MIKE SID: I think we can all agree that in order for the Metaverse to be a commercial success we do need some sort of currency. And that has an antecedent, in the “proto-Metaverses” of the Xbox universe or the Sony PlayStation, especially Xbox universe. Xbox used Xbox money. There was an exchange rate that was posted when you bought things in terms of with Xbox coins. So they did that, I think, 10 years ago. But gaming these virtual experiences – it does seem like this is the Metaverse, right?
TOM ROGERS: Yeah, I would tend to agree with that. I don’t think interactivity in the entertainment world has really been a success anywhere but gaming. And I can see gaming to continue to build on that in more and more immersive experiences into something that, who knows what the business model will be, but as it consumes more and more gamers will become something that can be exploited from a financial point of view. Where interactivity has always had a successful evolution is where it comes to connectivity between people when communications function. And I can see Metaverse experiences, which are intended to enhance connectivity between people - –I can see applications for that outside of media entertainment that have a catalyst for growth.
About the panelists
Tom Rogers, Executive Chairman of Engine Gaming and Media and a CNBC commentator: Tom Rogers is a media/technology executive who has shaped many corners of the communications industry.
Deb Schwartz, Chief Financial Officer, Cameo: Deb is a senior-level financial leader, business builder, published writer, and accomplished public speaker.

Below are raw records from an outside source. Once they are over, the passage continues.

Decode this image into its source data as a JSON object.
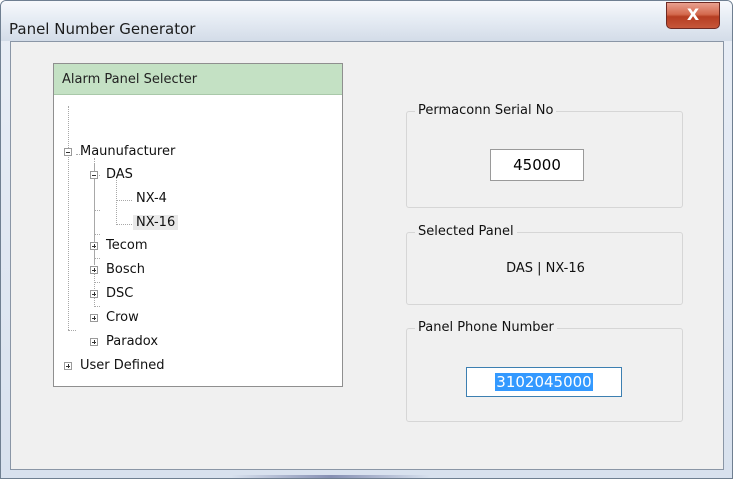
{
  "window": {
    "title": "Panel Number Generator",
    "close_glyph": "X"
  },
  "tree": {
    "header": "Alarm Panel Selecter",
    "nodes": [
      {
        "label": "Maunufacturer",
        "state": "expanded"
      },
      {
        "label": "DAS",
        "state": "expanded"
      },
      {
        "label": "NX-4",
        "state": "leaf"
      },
      {
        "label": "NX-16",
        "state": "leaf-selected"
      },
      {
        "label": "Tecom",
        "state": "collapsed"
      },
      {
        "label": "Bosch",
        "state": "collapsed"
      },
      {
        "label": "DSC",
        "state": "collapsed"
      },
      {
        "label": "Crow",
        "state": "collapsed"
      },
      {
        "label": "Paradox",
        "state": "collapsed"
      },
      {
        "label": "User Defined",
        "state": "collapsed"
      }
    ]
  },
  "serial": {
    "label": "Permaconn Serial No",
    "value": "45000"
  },
  "selected_panel": {
    "label": "Selected Panel",
    "value": "DAS | NX-16"
  },
  "phone": {
    "label": "Panel Phone Number",
    "value": "3102045000"
  },
  "colors": {
    "tree_header_bg": "#c4e1c4",
    "selection_highlight": "#3399ff",
    "close_button": "#c6573a"
  }
}
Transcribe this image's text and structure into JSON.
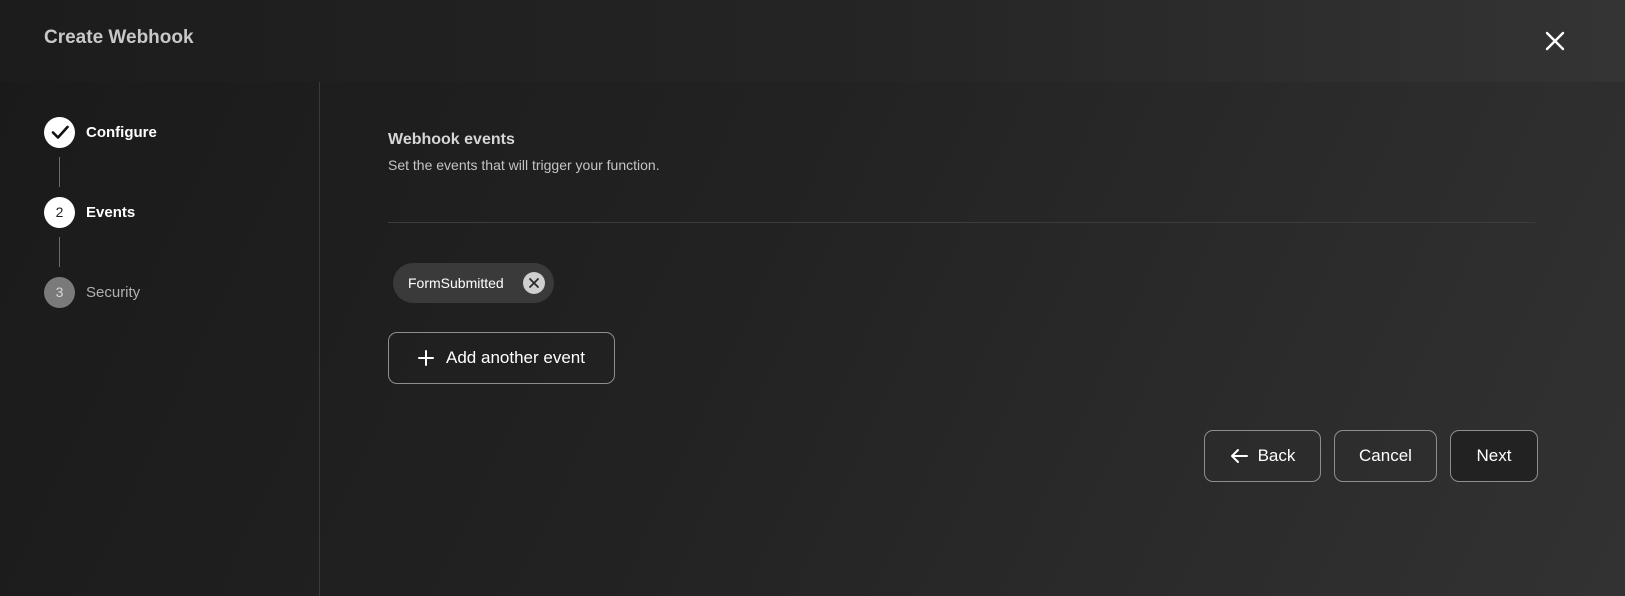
{
  "header": {
    "title": "Create Webhook",
    "close_icon": "close-icon"
  },
  "steps": [
    {
      "label": "Configure",
      "number": "",
      "status": "complete",
      "icon": "checkmark-icon"
    },
    {
      "label": "Events",
      "number": "2",
      "status": "active"
    },
    {
      "label": "Security",
      "number": "3",
      "status": "pending"
    }
  ],
  "main": {
    "title": "Webhook events",
    "subtitle": "Set the events that will trigger your function.",
    "events": [
      {
        "label": "FormSubmitted",
        "remove_icon": "remove-circle-icon"
      }
    ],
    "add_event_label": "Add another event"
  },
  "footer": {
    "back_label": "Back",
    "cancel_label": "Cancel",
    "next_label": "Next"
  },
  "colors": {
    "background": "#222222",
    "text": "#ffffff",
    "muted_text": "#b0b0b0",
    "border": "#8e8e8e"
  }
}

Mike Sid, Chief Strategy Officer, Whip Media: Mike Sid is a renowned media expert who has been at the forefront of the most radical changes in the Industry over the last 20 years